Well, the sordid pageant of disgraced former Franklin County senator Norm McAllister’s legal battles continued on Friday, as Judge Martin A. Maley heard a second day of arguments concerning Mr. McAllister’s request to reverse his plea deal on sex crime charges. Mr. McAllister has said he was coerced by the defense team into accepting the plea deal, but testimony would seem to suggest that, after hearing the evidence against him, his son Heath first urged him to accept any plea deal that was offered, then changed his mind much later after the plea commitment had been made.
I had a prior obligation that prevented me from attending yesterday’s proceedings, but the St. Albans Messenger bravely provided an outstanding account of all that was said and heard. It bears reading for the graphic lesson it provides on the sheer brutality of this kind of sexual exploitation, as well as insight into the rationalizations Mr. McAllister adopted for his behavior.

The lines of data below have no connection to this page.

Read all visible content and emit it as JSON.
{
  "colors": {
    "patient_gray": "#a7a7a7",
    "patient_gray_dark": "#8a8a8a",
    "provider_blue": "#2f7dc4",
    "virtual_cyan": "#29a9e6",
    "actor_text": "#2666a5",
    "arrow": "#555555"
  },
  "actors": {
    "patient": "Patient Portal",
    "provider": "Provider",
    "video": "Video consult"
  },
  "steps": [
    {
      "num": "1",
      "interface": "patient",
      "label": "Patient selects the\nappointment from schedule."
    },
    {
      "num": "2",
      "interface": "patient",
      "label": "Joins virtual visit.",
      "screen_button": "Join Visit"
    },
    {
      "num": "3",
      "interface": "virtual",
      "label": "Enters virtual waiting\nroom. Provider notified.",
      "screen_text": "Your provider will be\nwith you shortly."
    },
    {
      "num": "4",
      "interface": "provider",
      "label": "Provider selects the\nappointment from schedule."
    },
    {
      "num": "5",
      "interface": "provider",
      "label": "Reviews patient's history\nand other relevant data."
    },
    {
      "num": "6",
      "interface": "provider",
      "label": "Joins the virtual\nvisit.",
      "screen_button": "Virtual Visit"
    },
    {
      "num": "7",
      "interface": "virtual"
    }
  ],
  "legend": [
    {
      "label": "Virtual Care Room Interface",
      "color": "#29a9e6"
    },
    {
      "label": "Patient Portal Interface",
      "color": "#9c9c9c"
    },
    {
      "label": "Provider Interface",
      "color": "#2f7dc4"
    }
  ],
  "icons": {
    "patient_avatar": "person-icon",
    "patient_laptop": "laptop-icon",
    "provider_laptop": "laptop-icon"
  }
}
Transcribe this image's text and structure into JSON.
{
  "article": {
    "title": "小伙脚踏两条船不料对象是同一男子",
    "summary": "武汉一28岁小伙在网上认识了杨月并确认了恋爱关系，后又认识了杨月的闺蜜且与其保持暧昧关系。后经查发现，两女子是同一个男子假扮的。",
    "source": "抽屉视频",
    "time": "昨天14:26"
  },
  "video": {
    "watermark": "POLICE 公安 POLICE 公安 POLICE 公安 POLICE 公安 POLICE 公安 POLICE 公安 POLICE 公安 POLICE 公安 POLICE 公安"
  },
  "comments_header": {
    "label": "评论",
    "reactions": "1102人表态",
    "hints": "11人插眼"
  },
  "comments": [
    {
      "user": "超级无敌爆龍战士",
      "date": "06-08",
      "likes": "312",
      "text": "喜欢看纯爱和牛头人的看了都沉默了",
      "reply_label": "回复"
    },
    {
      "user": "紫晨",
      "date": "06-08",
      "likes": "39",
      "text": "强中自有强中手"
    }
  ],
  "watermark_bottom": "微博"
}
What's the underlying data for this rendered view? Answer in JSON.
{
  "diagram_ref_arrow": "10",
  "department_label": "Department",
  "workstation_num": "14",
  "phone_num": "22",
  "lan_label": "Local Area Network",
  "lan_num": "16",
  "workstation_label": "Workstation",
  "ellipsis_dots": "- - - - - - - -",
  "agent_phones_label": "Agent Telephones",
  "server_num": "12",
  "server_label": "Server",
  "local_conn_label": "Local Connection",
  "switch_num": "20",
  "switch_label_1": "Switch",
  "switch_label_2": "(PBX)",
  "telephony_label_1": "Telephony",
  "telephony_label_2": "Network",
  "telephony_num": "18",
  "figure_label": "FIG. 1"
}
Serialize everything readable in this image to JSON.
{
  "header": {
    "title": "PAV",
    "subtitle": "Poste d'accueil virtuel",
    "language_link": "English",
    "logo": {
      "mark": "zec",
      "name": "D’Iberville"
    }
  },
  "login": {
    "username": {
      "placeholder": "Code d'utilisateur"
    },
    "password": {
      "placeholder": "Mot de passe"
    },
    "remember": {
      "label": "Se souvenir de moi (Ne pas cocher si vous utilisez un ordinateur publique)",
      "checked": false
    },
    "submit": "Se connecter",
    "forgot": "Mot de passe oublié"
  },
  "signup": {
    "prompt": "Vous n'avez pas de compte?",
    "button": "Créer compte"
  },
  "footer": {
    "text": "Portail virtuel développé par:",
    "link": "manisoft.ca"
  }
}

That the good people of my county repeatedly sent the perpetrator to the legislature, even while all of this was going on, makes it that much more disturbing.
Unfortunately, a paywall prevents me from sharing the Messenger story, so I am linking to a Seven Days piece instead.
The fact that Mr. McAllister at first accepted, then sought to overturn his arguably generous plea deal, is further proof that he still has not fully accepted his wrongdoing.
Unlike the little girl whose case against McAllister was dropped when she came unravelled at the end of four hours of grilling on the stand, the victim in this case was not forced to testify.
On that occasion last June, Mr. McAllister was allowed to sit undisturbed in the gallery without having to say a word or meet the appraising gaze of the curious, as the most graphic aspects of that victim’s testimony were haltingly and painfully recounted, mortifying the young woman and rendering her easy prey for defense tactics.
This time, Mr. McAllister was forced to listen to a recording of his own filthy admissions of forced sexual conduct with the victim while the entire courtroom heard them as well.
According to the Messenger story, members of the public listened with downcast eyes, some weeping for the indignity that was so painful to hear. McAllister for his part just sat there, red in the face.
The defense has been given one week to submit closing arguments, and the prosecution, another week for response. After that, Judge Maley will render a decision as to whether or not Mr. McAllister’s plea deal will remain in effect.
Mr. McAllister and his son had better hope they lose this case because a full trial on the evidence holds not just the threat of further humiliation, but a possible sentence of up to life in prison.